These are the main recommendations of Prof. Philipp Kaufmann, director of cardiac imaging at Zurich University Hospital. He also told delegates at the European Society of Cardiology congress, held in Barcelona in late August, that low-dose hybrid imaging is now feasible with modern protocols and new detector technology for myocardial perfusion imaging systems. High-pitch spiral acquisition is very promising, but is bound to dualsource CT.

“The two main problems with CT coronary angiography (CTCA) are image quality and effective radiation dose,” he said. “Scanner design should be compact, with multiple detectors, a focus on the heart, and no detector motion.”

It important to be aware of three CT dose parameters, he said.

The first is volume CT dose index (CTDIvol), which takes into account the average radiation dose in all three directions (i.e., x-, y-, and z-directions). It is based on a standardized phantom and is directly related to the overlap between adjacent slices, which varies by slice thickness and the distance between the acquired slices. Distance increases in a spiral scanning mode by increasing pitch.

Dose length product (DLP) reflects the total energy absorbed by the patient, and represents the z-directional integration of the CTDIvol. Therefore, the length of the scan has to be kept as short as possible, Kaufmann said.

Dose eff, on the other hand, describes the risk of partial, nonuniform body exposure relative to an equivalent whole-body exposure, and best classifies the risk of biological injuries. It is estimated by multiplying DLP by a conversion factor of mSv/mG x cm for chest CT. Often 0.017 is used, but 0.014 can be applied, which will result in a dose reduction of up to 19%, he said.

Kaufmann and his colleagues at Zurich have found that low-dose CCTA by ECG-gating is feasible in a large population, but it requires careful patient preparation, and heart rate control is crucial.

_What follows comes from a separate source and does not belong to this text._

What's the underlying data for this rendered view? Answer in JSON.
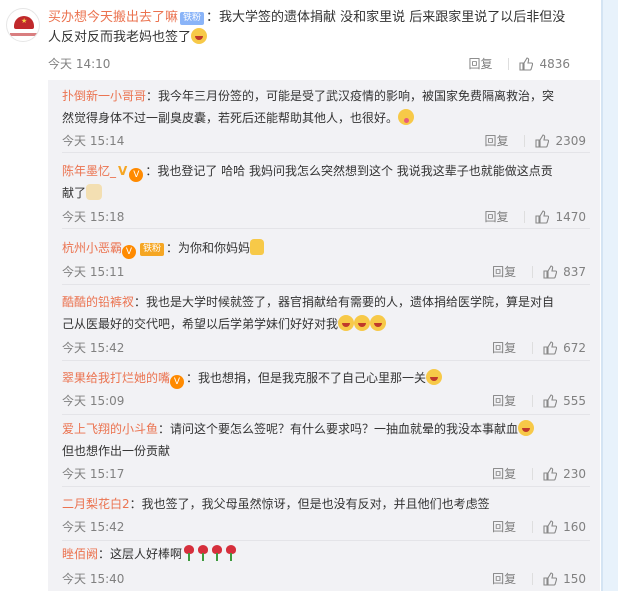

For patients with a heart rate of 62 beats per minute or less, diagnostic image quality can be obtained at a very low radiation dose (2.2 ± 0.8 mSv).

“Single heart beat, dual-source CCTA may be an effective means for high-quality images at very low radiation dose in the future,” Dr. Bernhard Bischoff, a radiologist at Munich’s German Heart Center, told ESC delegates. “Due to the second x-ray acquisition, dual-source CT may allow for cardiac CT data acquisition with very fast table movement, at a pitch value greater than 3, during a single heart beat, with the potential for radiation dose reduction.”

However, vendors must make improvements in this technology to avoid early diastole for data acquisition, which will reduce the frequency of motion artifacts for the assessment of the coronary arteries, he said.

The use of a SnapShot Pulse (SSP) technique can result in a 77% reduction of effective radiation dose in CCTA, without a significant loss of image quality, according to research from Argentina presented at the ESC congress.

In a prospective study involving 60 patients (55 men, five women; average age: 55 years), a team from the Corrientes Institute of Cardiology compared 64-slice CT using SSP for half the sample and the conventional technique for the other half. Two blinded readers assessed subjective image quality for coronary artery segments by using transverse sections and maximum intensity projections. The effective dose was calculated on the basis of DLP and CTDIvol.

CT examinations in the SSP mode were successful in 29 patients. In one patient, the examination had to be repeated because of poor diagnostic quality due to increased heart rate. The average heart rate was 56 (6 SD) beats per minute (range: 42 to 65). There was no significant difference in the subjective image quality. The mean effective dose for the SSP technique was 5.43 mSv ± 0.39, compared with 16.44 mSv ± 0.97 for the conventional method.